Climate Tipping Points – Arctic

The term “tipping point” is often applied to a moment of critical change in human history. In ecology, tipping points describe small changes that, over time, force an irreversible change. Yearly lows of sea ice and a startling increase in permafrost thaw in a warming climate signal that the tipping point has already been crossed. We have already lost the frozen Arctic.

At this critical moment of loss, we must use the Arctic tipping point as a hard lesson — as ecosystems worldwide approach tipping points…

As ice and snow are lost, the warming climate makes it difficult to recover. Sea ice that is only a few months old covers gaps in the Arctic Ocean, with yearly loss of old ice greater than the annual gain. In 2019, the National Oceanic and Atmospheric Administration (NOAA) reported that just 1 percent of the Arctic Ocean ice older than four years old remained. A warming atmosphere and sea prevent ice growth, leading to an ice-free Arctic Ocean…

The rapidity of Arctic change has surprised researchers and the public alike. Until recently, climate change models failed to identify that the combination of fire, ice loss, and land clearing would force tipping point thresholds. In many cases, these small-scale, discrete events expand across the landscape to create enduring change.

This has begun to take effect in my neck of the prairie. Though I hadn’t looked northward until I saw this article.

Folks [including me] frequently quote the average changes in Earth’s climate as being a few degrees…and lament the results. Fact is, the change in wintertime here in the Southwest are parallel to the Arctic change. While year-round averages have risen 2-3 degrees F., winter temps are up 8-10 degrees F.

Scientists say warmer Arctic probably permanent

In an international assessment of the Arctic, scientists from the United States, Canada, Russia, Denmark and other countries said, “Return to previous Arctic conditions is unlikely…”

“Winter 2009-2010 showed a new connectivity between mid-latitude extreme cold and snowy weather events and changes in the wind patterns of the Arctic, the so-called Warm Arctic-Cold Continents pattern,” said the report, issued by the U.S. National Oceanic and Atmospheric Administration (NOAA)…

Normally cold air is “bottled up” in the Arctic during winter months but in late 2009 and early 2010, powerful winds blew cold air from north to south instead of the more typical west to east pattern, said Jim Overland, an oceanographer at NOAA’s Pacific Marine Environmental Laboratory in Seattle.

Overland saw this as a direct link between a warmer Arctic with less sea ice and weather in the middle latitudes, and he suggested it was likely to become more common as Arctic sea ice melts over the next 50 years.

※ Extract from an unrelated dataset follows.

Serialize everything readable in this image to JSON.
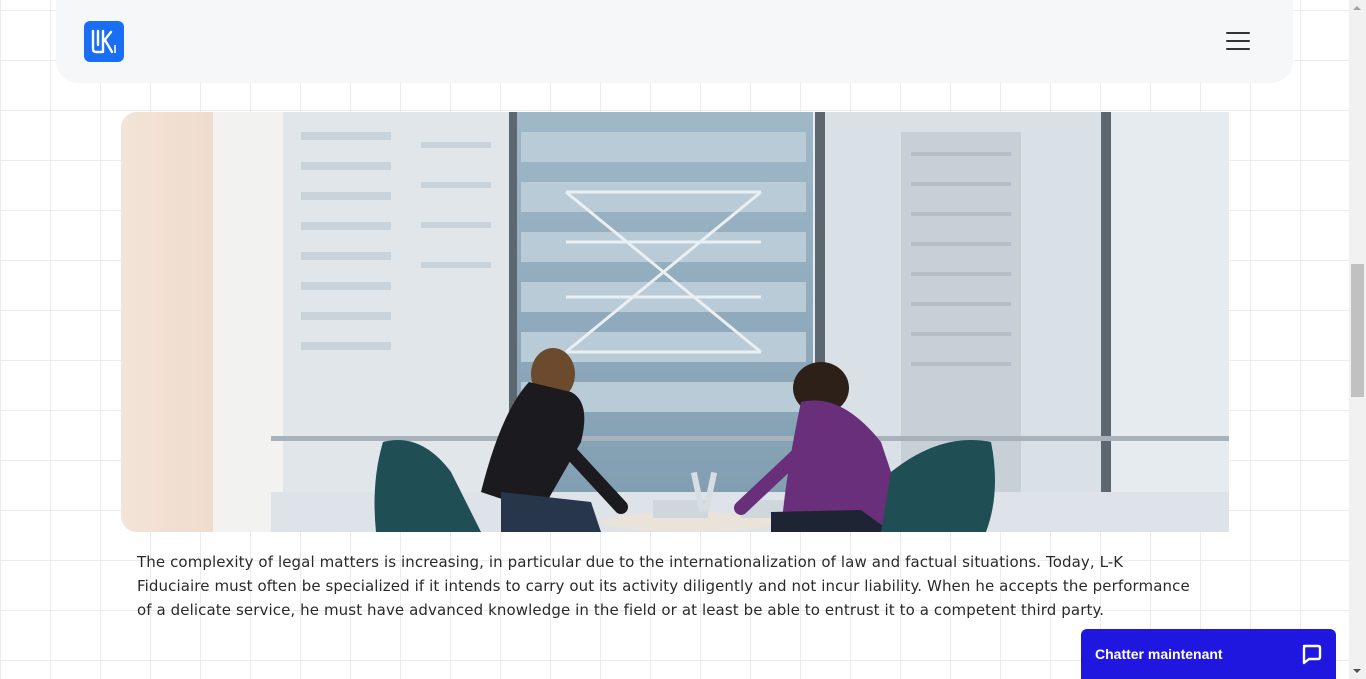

This pattern has occurred only three times in the past 160 years, Overland said at the briefing.

“It’s a bit of a paradox where you have overall global warming and warming in the atmosphere (that) actually can create some more of these winter storms,” Overland said. “Global warming is not just warming everywhere. … It creates these complexities.”

“There’s now really no doubt that glacier ice losses have not just increased but have accelerated,” said Jason Box of the Byrd Polar Research Center. “Sea level rise projections for the future will again need to be revised upward.”

Reporting on this inexorable process continues, week-by-week, month-by-month. I don’t expect most people – especially in the United States – to pay much attention. First off, it’s science. Not as interesting as NASCAR or the NFL. 2nd, climatology requires understanding of time measured in quantities longer than 2 quarters of Wall Street reporting.

Those who ignore peer-reviewed study for the mumbo-jumbo of junk science designed to reinforce the status quo for an oil-based economy – aren’t even up to that level.

The report is over here.